#### [Work item]
Check every line in the records below for the word "structured" and report how many have it, nothing more.
⁂
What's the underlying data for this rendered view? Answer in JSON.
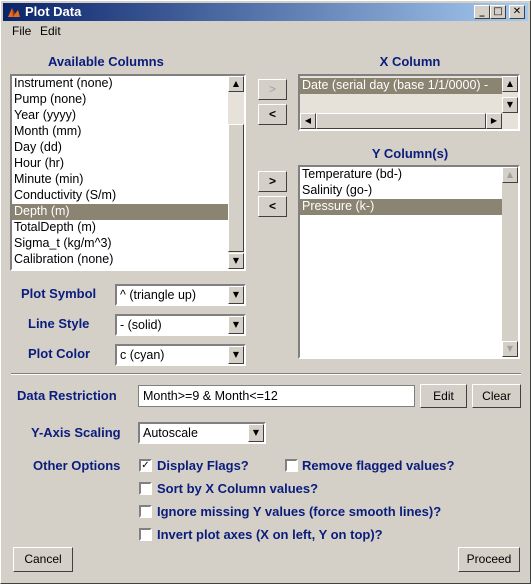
{
  "window": {
    "title": "Plot Data",
    "minimize_glyph": "_",
    "maximize_glyph": "□",
    "close_glyph": "✕"
  },
  "menu": {
    "file": "File",
    "edit": "Edit"
  },
  "available_columns": {
    "label": "Available Columns",
    "items": [
      "Instrument (none)",
      "Pump (none)",
      "Year (yyyy)",
      "Month (mm)",
      "Day (dd)",
      "Hour (hr)",
      "Minute (min)",
      "Conductivity (S/m)",
      "Depth (m)",
      "TotalDepth (m)",
      "Sigma_t (kg/m^3)",
      "Calibration (none)"
    ],
    "selected": "Depth (m)"
  },
  "x_column": {
    "label": "X Column",
    "value": "Date  (serial day (base 1/1/0000) - "
  },
  "y_columns": {
    "label": "Y Column(s)",
    "items": [
      "Temperature (bd-)",
      "Salinity (go-)",
      "Pressure (k-)"
    ],
    "selected": "Pressure (k-)"
  },
  "transfer": {
    "add_x": ">",
    "remove_x": "<",
    "add_y": ">",
    "remove_y": "<"
  },
  "plot_symbol": {
    "label": "Plot Symbol",
    "value": "^ (triangle up)"
  },
  "line_style": {
    "label": "Line Style",
    "value": "- (solid)"
  },
  "plot_color": {
    "label": "Plot Color",
    "value": "c (cyan)"
  },
  "data_restriction": {
    "label": "Data Restriction",
    "value": "Month>=9 & Month<=12",
    "edit": "Edit",
    "clear": "Clear"
  },
  "y_axis_scaling": {
    "label": "Y-Axis Scaling",
    "value": "Autoscale"
  },
  "other_options": {
    "label": "Other Options",
    "display_flags": {
      "label": "Display Flags?",
      "checked": true
    },
    "remove_flagged": {
      "label": "Remove flagged values?",
      "checked": false
    },
    "sort_by_x": {
      "label": "Sort by X Column values?",
      "checked": false
    },
    "ignore_missing": {
      "label": "Ignore missing Y values (force smooth lines)?",
      "checked": false
    },
    "invert_axes": {
      "label": "Invert plot axes (X on left, Y on top)?",
      "checked": false
    }
  },
  "buttons": {
    "cancel": "Cancel",
    "proceed": "Proceed"
  },
  "icons": {
    "scroll_up": "▲",
    "scroll_down": "▼",
    "scroll_left": "◀",
    "scroll_right": "▶",
    "dropdown": "▼",
    "check": "✓"
  }
}
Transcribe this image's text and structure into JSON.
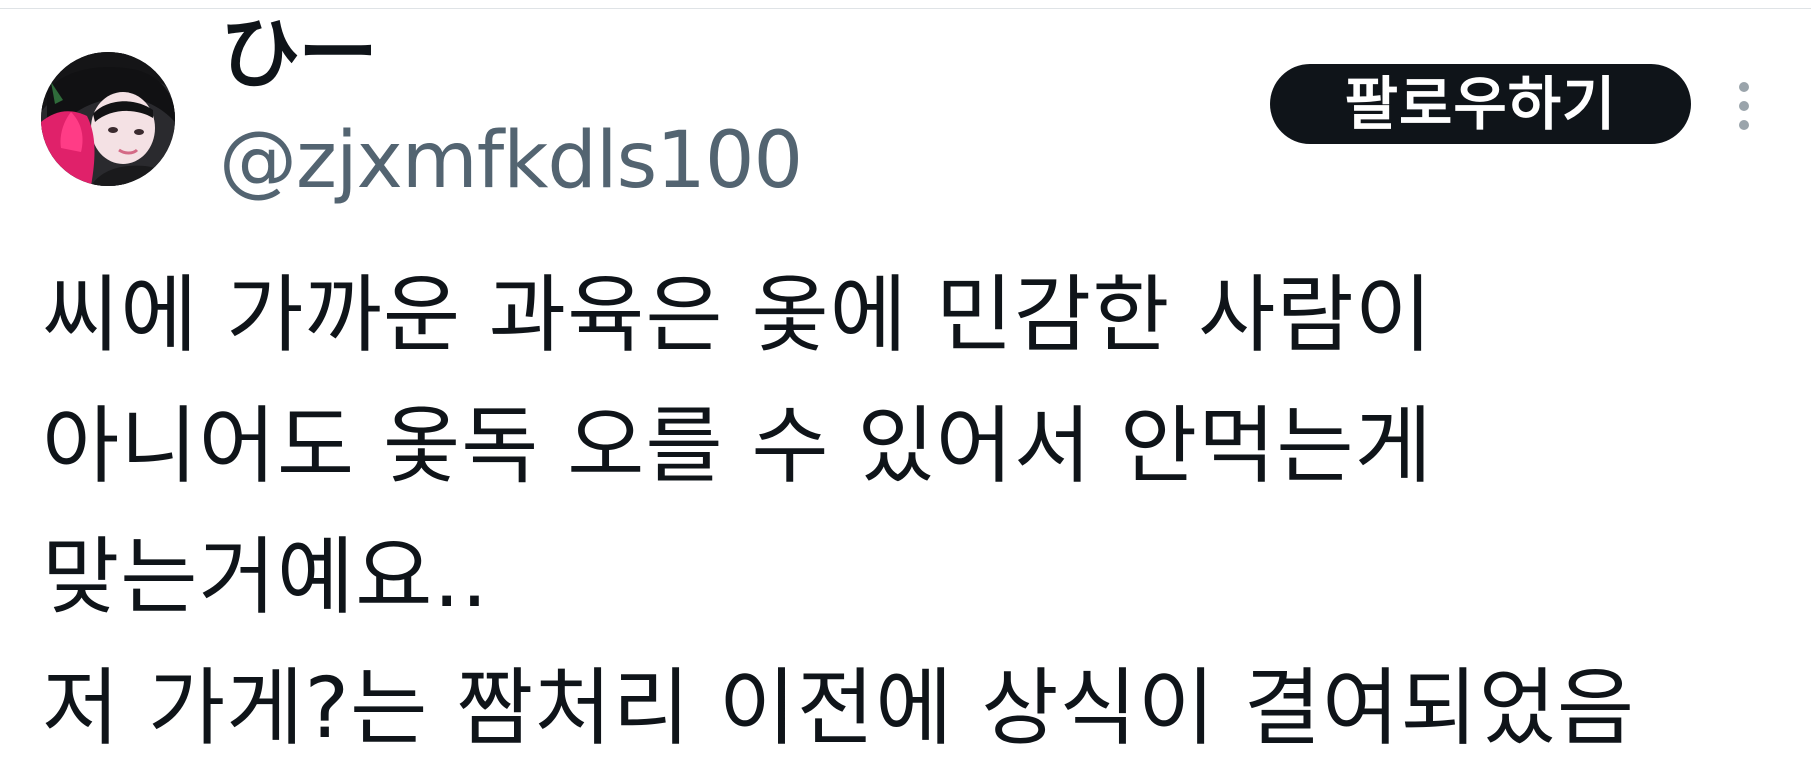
{
  "author": {
    "display_name": "ひー",
    "handle": "@zjxmfkdls100",
    "avatar_icon": "user-avatar-photo"
  },
  "actions": {
    "follow_label": "팔로우하기",
    "more_icon": "more-vertical-icon"
  },
  "tweet": {
    "lines": [
      "씨에 가까운 과육은 옻에 민감한 사람이",
      "아니어도 옻독 오를 수 있어서 안먹는게",
      "맞는거예요..",
      "저 가게?는 짬처리 이전에 상식이 결여되었음"
    ]
  },
  "colors": {
    "text_primary": "#0f1419",
    "text_secondary": "#536471",
    "button_bg": "#0f1419",
    "button_text": "#ffffff",
    "divider": "#dfe3e6"
  }
}
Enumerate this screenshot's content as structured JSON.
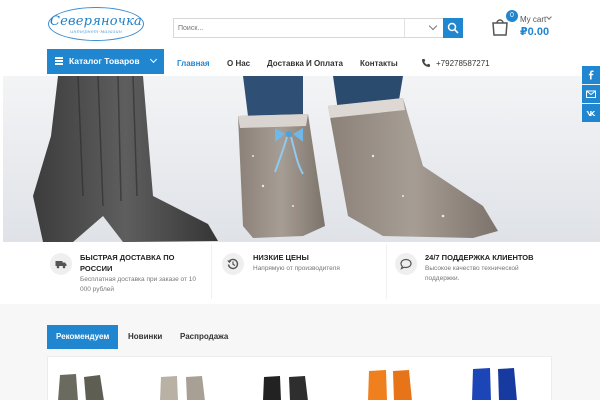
{
  "header": {
    "logo_title": "Северяночка",
    "logo_subtitle": "интернет-магазин",
    "search_placeholder": "Поиск...",
    "cart_count": "0",
    "cart_label": "My cart",
    "cart_total": "₽0.00"
  },
  "nav": {
    "catalog_label": "Каталог Товаров",
    "links": [
      "Главная",
      "О Нас",
      "Доставка И Оплата",
      "Контакты"
    ],
    "active_link": "Главная",
    "phone": "+79278587271"
  },
  "social": [
    "facebook-icon",
    "email-icon",
    "vk-icon"
  ],
  "features": [
    {
      "icon": "truck-icon",
      "title_line1": "БЫСТРАЯ ДОСТАВКА ПО",
      "title_line2": "РОССИИ",
      "desc_line1": "Бесплатная доставка при заказе от 10",
      "desc_line2": "000 рублей"
    },
    {
      "icon": "history-icon",
      "title_line1": "НИЗКИЕ ЦЕНЫ",
      "desc_line1": "Напрямую от производителя"
    },
    {
      "icon": "chat-icon",
      "title_line1": "24/7 ПОДДЕРЖКА КЛИЕНТОВ",
      "desc_line1": "Высокое качество технической",
      "desc_line2": "поддержки."
    }
  ],
  "tabs": [
    "Рекомендуем",
    "Новинки",
    "Распродажа"
  ],
  "colors": {
    "accent": "#1f86cf",
    "product_colors": [
      "#6b6a5e",
      "#b9b1a4",
      "#222222",
      "#f07f1d",
      "#1c45b8"
    ]
  }
}
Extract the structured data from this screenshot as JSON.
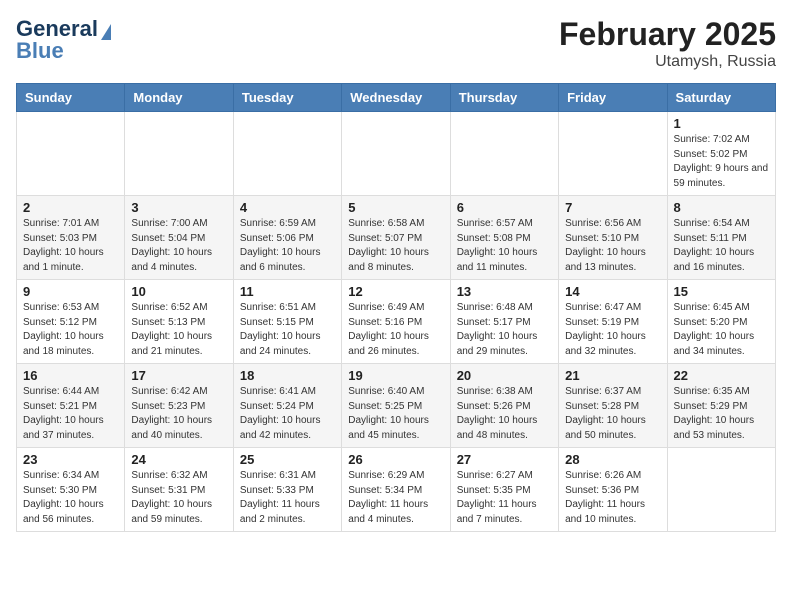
{
  "header": {
    "logo_line1": "General",
    "logo_line2": "Blue",
    "title": "February 2025",
    "subtitle": "Utamysh, Russia"
  },
  "days_of_week": [
    "Sunday",
    "Monday",
    "Tuesday",
    "Wednesday",
    "Thursday",
    "Friday",
    "Saturday"
  ],
  "weeks": [
    [
      {
        "day": "",
        "info": ""
      },
      {
        "day": "",
        "info": ""
      },
      {
        "day": "",
        "info": ""
      },
      {
        "day": "",
        "info": ""
      },
      {
        "day": "",
        "info": ""
      },
      {
        "day": "",
        "info": ""
      },
      {
        "day": "1",
        "info": "Sunrise: 7:02 AM\nSunset: 5:02 PM\nDaylight: 9 hours and 59 minutes."
      }
    ],
    [
      {
        "day": "2",
        "info": "Sunrise: 7:01 AM\nSunset: 5:03 PM\nDaylight: 10 hours and 1 minute."
      },
      {
        "day": "3",
        "info": "Sunrise: 7:00 AM\nSunset: 5:04 PM\nDaylight: 10 hours and 4 minutes."
      },
      {
        "day": "4",
        "info": "Sunrise: 6:59 AM\nSunset: 5:06 PM\nDaylight: 10 hours and 6 minutes."
      },
      {
        "day": "5",
        "info": "Sunrise: 6:58 AM\nSunset: 5:07 PM\nDaylight: 10 hours and 8 minutes."
      },
      {
        "day": "6",
        "info": "Sunrise: 6:57 AM\nSunset: 5:08 PM\nDaylight: 10 hours and 11 minutes."
      },
      {
        "day": "7",
        "info": "Sunrise: 6:56 AM\nSunset: 5:10 PM\nDaylight: 10 hours and 13 minutes."
      },
      {
        "day": "8",
        "info": "Sunrise: 6:54 AM\nSunset: 5:11 PM\nDaylight: 10 hours and 16 minutes."
      }
    ],
    [
      {
        "day": "9",
        "info": "Sunrise: 6:53 AM\nSunset: 5:12 PM\nDaylight: 10 hours and 18 minutes."
      },
      {
        "day": "10",
        "info": "Sunrise: 6:52 AM\nSunset: 5:13 PM\nDaylight: 10 hours and 21 minutes."
      },
      {
        "day": "11",
        "info": "Sunrise: 6:51 AM\nSunset: 5:15 PM\nDaylight: 10 hours and 24 minutes."
      },
      {
        "day": "12",
        "info": "Sunrise: 6:49 AM\nSunset: 5:16 PM\nDaylight: 10 hours and 26 minutes."
      },
      {
        "day": "13",
        "info": "Sunrise: 6:48 AM\nSunset: 5:17 PM\nDaylight: 10 hours and 29 minutes."
      },
      {
        "day": "14",
        "info": "Sunrise: 6:47 AM\nSunset: 5:19 PM\nDaylight: 10 hours and 32 minutes."
      },
      {
        "day": "15",
        "info": "Sunrise: 6:45 AM\nSunset: 5:20 PM\nDaylight: 10 hours and 34 minutes."
      }
    ],
    [
      {
        "day": "16",
        "info": "Sunrise: 6:44 AM\nSunset: 5:21 PM\nDaylight: 10 hours and 37 minutes."
      },
      {
        "day": "17",
        "info": "Sunrise: 6:42 AM\nSunset: 5:23 PM\nDaylight: 10 hours and 40 minutes."
      },
      {
        "day": "18",
        "info": "Sunrise: 6:41 AM\nSunset: 5:24 PM\nDaylight: 10 hours and 42 minutes."
      },
      {
        "day": "19",
        "info": "Sunrise: 6:40 AM\nSunset: 5:25 PM\nDaylight: 10 hours and 45 minutes."
      },
      {
        "day": "20",
        "info": "Sunrise: 6:38 AM\nSunset: 5:26 PM\nDaylight: 10 hours and 48 minutes."
      },
      {
        "day": "21",
        "info": "Sunrise: 6:37 AM\nSunset: 5:28 PM\nDaylight: 10 hours and 50 minutes."
      },
      {
        "day": "22",
        "info": "Sunrise: 6:35 AM\nSunset: 5:29 PM\nDaylight: 10 hours and 53 minutes."
      }
    ],
    [
      {
        "day": "23",
        "info": "Sunrise: 6:34 AM\nSunset: 5:30 PM\nDaylight: 10 hours and 56 minutes."
      },
      {
        "day": "24",
        "info": "Sunrise: 6:32 AM\nSunset: 5:31 PM\nDaylight: 10 hours and 59 minutes."
      },
      {
        "day": "25",
        "info": "Sunrise: 6:31 AM\nSunset: 5:33 PM\nDaylight: 11 hours and 2 minutes."
      },
      {
        "day": "26",
        "info": "Sunrise: 6:29 AM\nSunset: 5:34 PM\nDaylight: 11 hours and 4 minutes."
      },
      {
        "day": "27",
        "info": "Sunrise: 6:27 AM\nSunset: 5:35 PM\nDaylight: 11 hours and 7 minutes."
      },
      {
        "day": "28",
        "info": "Sunrise: 6:26 AM\nSunset: 5:36 PM\nDaylight: 11 hours and 10 minutes."
      },
      {
        "day": "",
        "info": ""
      }
    ]
  ]
}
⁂
#### [Problem solution]
2